- Unfortunately, women are more likely than men to have a thyroid problem.
- In fact, 1 in 8 women will develop a thyroid disorder in her lifetime.
- Most people who do develop a thyroid disorder will have it for the rest of their lives.
- There are two types of thyroid disease – hyperthyroidism and hypothyroidism.
- Hyperthyroidism is when the gland produces too much of the thyroid hormone. Symptoms include irritability, nervousness, sleep disturbances, and unexplained weight loss.
- Hypothyroidism is where the thyroid gland doesn’t produce enough of the thyroid hormone. Symptoms include weight gain, dry skin, increased sensitivity to the cold, and fatigue.
- Graves disease is actually a type of hyperthyroidism. This is an autoimmune disorder that is genetic, and it affects just 1 percent of the population.
- To help raise awareness of thyroid disorders, a blue paisley ribbon now represents these ailments that affect so many people. Empoweryourhealth.org explains why paisley was picked. “Paisley was chosen because of its resemblance to a cross section of thyroid follicles, the tiny spheres that the thyroid gland is made up of. Wear a blue paisley ribbon during January, which is Thyroid Awareness Month.”
What are some additional facts about the thyroid that you think everyone should know? Drop them in the comments below!
A Brief History of Thyroid Research and Awareness
People have been researching the thyroid and all of the issues and illnesses surrounding it for a very long time. If you check out the American Thyroid Association’s website, they have a cool timeline feature.
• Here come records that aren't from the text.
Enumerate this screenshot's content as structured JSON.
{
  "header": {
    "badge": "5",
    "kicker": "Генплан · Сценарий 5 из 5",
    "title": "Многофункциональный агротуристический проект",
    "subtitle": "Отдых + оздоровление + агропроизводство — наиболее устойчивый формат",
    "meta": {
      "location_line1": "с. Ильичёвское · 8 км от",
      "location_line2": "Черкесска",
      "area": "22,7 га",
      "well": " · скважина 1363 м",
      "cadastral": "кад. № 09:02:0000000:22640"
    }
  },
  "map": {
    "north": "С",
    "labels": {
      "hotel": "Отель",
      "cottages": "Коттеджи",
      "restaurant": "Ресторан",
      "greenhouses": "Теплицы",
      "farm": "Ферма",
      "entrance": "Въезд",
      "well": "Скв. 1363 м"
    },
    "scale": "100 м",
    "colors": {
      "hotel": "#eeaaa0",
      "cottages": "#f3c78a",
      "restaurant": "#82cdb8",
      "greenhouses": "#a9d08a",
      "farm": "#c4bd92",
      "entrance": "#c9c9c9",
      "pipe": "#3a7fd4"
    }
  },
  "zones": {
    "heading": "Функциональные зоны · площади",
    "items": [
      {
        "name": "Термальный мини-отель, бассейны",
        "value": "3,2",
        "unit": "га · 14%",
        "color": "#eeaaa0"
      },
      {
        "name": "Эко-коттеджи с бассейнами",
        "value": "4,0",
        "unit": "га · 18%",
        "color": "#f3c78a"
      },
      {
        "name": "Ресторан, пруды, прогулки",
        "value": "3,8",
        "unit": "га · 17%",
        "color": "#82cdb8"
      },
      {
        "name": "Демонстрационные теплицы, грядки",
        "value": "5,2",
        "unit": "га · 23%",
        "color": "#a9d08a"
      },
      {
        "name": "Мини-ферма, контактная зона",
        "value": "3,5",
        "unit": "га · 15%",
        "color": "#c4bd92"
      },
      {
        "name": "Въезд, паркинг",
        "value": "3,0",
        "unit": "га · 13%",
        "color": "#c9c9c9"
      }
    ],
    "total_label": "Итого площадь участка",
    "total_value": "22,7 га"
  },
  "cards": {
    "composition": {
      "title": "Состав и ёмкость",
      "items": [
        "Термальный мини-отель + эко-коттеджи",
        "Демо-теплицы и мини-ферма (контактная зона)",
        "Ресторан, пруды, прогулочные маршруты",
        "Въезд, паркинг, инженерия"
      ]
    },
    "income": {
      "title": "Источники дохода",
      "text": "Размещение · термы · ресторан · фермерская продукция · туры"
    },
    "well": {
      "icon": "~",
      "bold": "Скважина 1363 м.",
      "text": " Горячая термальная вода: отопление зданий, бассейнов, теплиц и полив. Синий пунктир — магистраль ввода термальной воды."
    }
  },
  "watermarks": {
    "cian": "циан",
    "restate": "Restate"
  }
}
It outlines centuries of research and discoveries and recognizes the different scientists and physicians who contributed to thyroid treatment as it is today. The timeline starts out in 2700 BC. At that time people started using seaweed to treat goiter, or the abnormal enlarging of the thyroid. From there you can scroll through the timeline all the way to the end, which is 2004. The timeline is interactive, and you can click and read more about the discoveries as you scroll through.
As a locum tenens doctor, this website is a great source of information for you to learn about the thyroid. There is an entire section dedicated to professionals who wish to read more about the thyroid, and there are even training resources.
The Movement Behind Thyroid Awareness Month
Beyond spreading awareness of thyroid issues and the patients that suffer from them, we’d like to also think about the physicians who take care of them. Comment below to join us in saying thank you to all the doctors and other healthcare workers who help patients suffering from thyroid issues!
Happy Thyroid Awareness Month!